--- Information shown ---

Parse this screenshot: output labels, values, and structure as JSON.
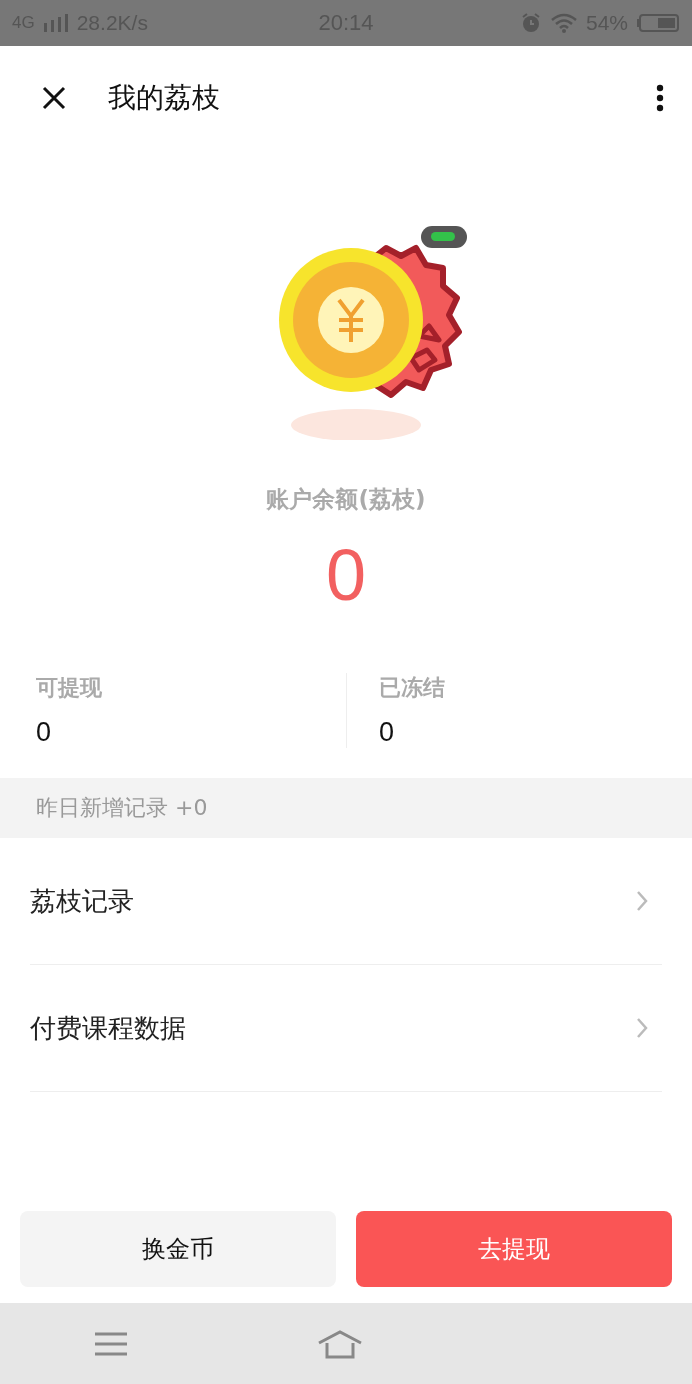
{
  "status_bar": {
    "network": "4G",
    "speed": "28.2K/s",
    "time": "20:14",
    "battery": "54%"
  },
  "header": {
    "title": "我的荔枝"
  },
  "balance": {
    "label": "账户余额(荔枝)",
    "value": "0"
  },
  "stats": [
    {
      "label": "可提现",
      "value": "0"
    },
    {
      "label": "已冻结",
      "value": "0"
    }
  ],
  "notice": "昨日新增记录 +0",
  "menu": [
    "荔枝记录",
    "付费课程数据"
  ],
  "buttons": [
    {
      "label": "换金币",
      "kind": "secondary"
    },
    {
      "label": "去提现",
      "kind": "primary"
    }
  ]
}
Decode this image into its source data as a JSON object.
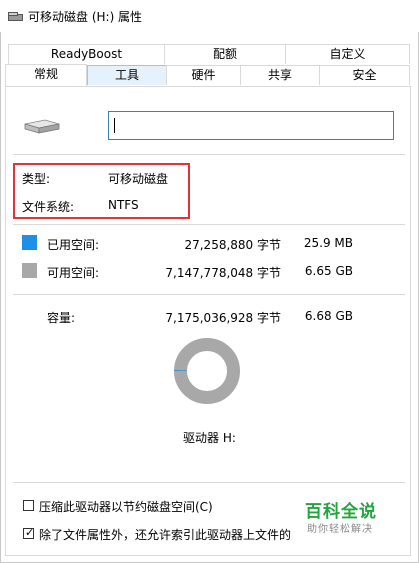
{
  "window": {
    "title": "可移动磁盘 (H:) 属性"
  },
  "tabs": {
    "row1": [
      "ReadyBoost",
      "配额",
      "自定义"
    ],
    "row2": [
      "常规",
      "工具",
      "硬件",
      "共享",
      "安全"
    ]
  },
  "general": {
    "name_value": "",
    "type_label": "类型:",
    "type_value": "可移动磁盘",
    "fs_label": "文件系统:",
    "fs_value": "NTFS",
    "used": {
      "label": "已用空间:",
      "bytes": "27,258,880 字节",
      "size": "25.9 MB",
      "color": "#1e90e6"
    },
    "free": {
      "label": "可用空间:",
      "bytes": "7,147,778,048 字节",
      "size": "6.65 GB",
      "color": "#a8a8a8"
    },
    "capacity": {
      "label": "容量:",
      "bytes": "7,175,036,928 字节",
      "size": "6.68 GB"
    },
    "used_fraction": 0.0038,
    "drive_label": "驱动器 H:",
    "compress_label": "压缩此驱动器以节约磁盘空间(C)",
    "compress_checked": false,
    "index_label": "除了文件属性外，还允许索引此驱动器上文件的",
    "index_checked": true
  },
  "watermark": {
    "title": "百科全说",
    "subtitle": "助你轻松解决"
  }
}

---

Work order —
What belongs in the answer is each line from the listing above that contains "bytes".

Solution to the problem —
      "bytes": "27,258,880 字节",
      "bytes": "7,147,778,048 字节",
      "bytes": "7,175,036,928 字节",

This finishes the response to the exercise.